Recording informative, well-directed, and impactful IVR voice prompts is critical to creating a positive caller experience. There’s no doubt that your messaging is going to be unique to your business, your phone system, and your customers’ needs. But even so, there are eight effective IVR characteristics that all IVR scriptwriters should try to meet, regardless of your industry.
In our experience, IVR prompts that meet these particular eight criteria are demonstrably more effective in communicating to, and interacting with, individuals both in and outside of an organization.
When writing and reviewing your IVR script, ask yourself:
1. Is the Intent and meaning clearly understandable to the caller?
This seems like it should be obvious, but you would be surprised by the amount of confused (and confusing!) wording we encounter. Remember, you are guiding a caller to complete a transaction, get more information, or to complete some goal you have set for them. There should be no doubt about intent, and there should be no extraneous or vague elements in the script.
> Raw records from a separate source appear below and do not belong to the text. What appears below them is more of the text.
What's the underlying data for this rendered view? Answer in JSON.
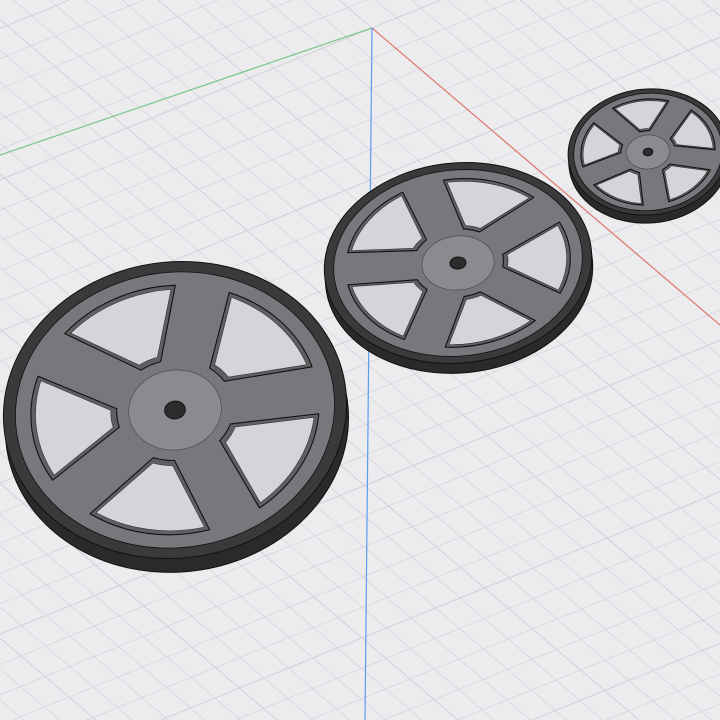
{
  "viewport": {
    "background": "#ececef",
    "grid_color": "#d2d3da",
    "axis_x_color": "#e07a70",
    "axis_y_color": "#7cc58a",
    "axis_z_color": "#5a9cf0"
  },
  "models": [
    {
      "name": "wheel-large",
      "spokes": 5
    },
    {
      "name": "wheel-medium",
      "spokes": 5
    },
    {
      "name": "wheel-small",
      "spokes": 5
    }
  ],
  "colors": {
    "face": "#77787b",
    "face_light": "#8a8b8e",
    "tire": "#2a2a2c",
    "edge": "#111"
  }
}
2. Does the prompt lead to an outcome that supports your caller’s objectives?
Example: if the caller wants to get a piece of paperwork filled out correctly, don’t just tell them where to get the form, tell them where to send it, how long it’ll be before it’s processed, and who to call if they have questions. Remember, it can only help your organization if you do a better job than your competitor of meeting and exceeding caller objectives.
3. Is the prompt informative and educational for the caller?
Preferably you should be imparting information that enables them to better use your product and service, beyond just getting information from callers or directing them to an agent or a resource. On the latter point, don’t just tell a caller that your website is good, but tell them an important piece from it and why it’s important to them that they go there.
4. Does your prompt emotionally connect to the caller?
A caller will respond to someone who speaks their native language. Anything other than that will be reacted to indifferently by the caller, and that’s at best. At worst, this can prove to be a complete credibility killer.
5. Is the prompt of appropriate length?
Try to avoid very long menu lists or being long-winded in general. There are of course exceptions, including financial disclosures, or legal/compliance statements.
6. Is the message delivered in a compelling and authentic manner?
Non-professionals often employ a flat, disinterested, and unprofessional delivery. The voice talent shouldn’t sound robotic. Consumer trends tell us that people respond to messaging delivered in a way that is natural and conversational, and therefore authentic. The conversation should sound like it’s one human talking to another.
7. Is your prompt attuned to cultural sensitivities?
Professional, native translators can pick up on these to avoid embarrassing cultural and linguistic miscues, of which you may not even be aware. So will a professional voice talent, if you’re not translating the script. Don’t let a non-professional do this. Also, use regional resources for the specific market – i.e., don’t let a European Spanish talent record or translate a script that will be used in Latin America.
8. Does your IVR prompt possesses high quality audio characteristics?
Only pros like us can do this, particularly our team of experts in IVR and in multiple languages. All words should be distinctly audible and clearly enunciated. This includes editing out breaths and extraneous noises, like mouth clicks and pops. Speech should be properly paced and spaced, including the heads and tails of files.
Of course, for all your IVR scripting needs, part of the Marketing Messages guarantee is that we will thoroughly review and edit your scripts before sending them out for recording. That way, you know they meet these eight effective IVR characteristics and are assured of the best messaging possible, delivered with the best audio quality imaginable.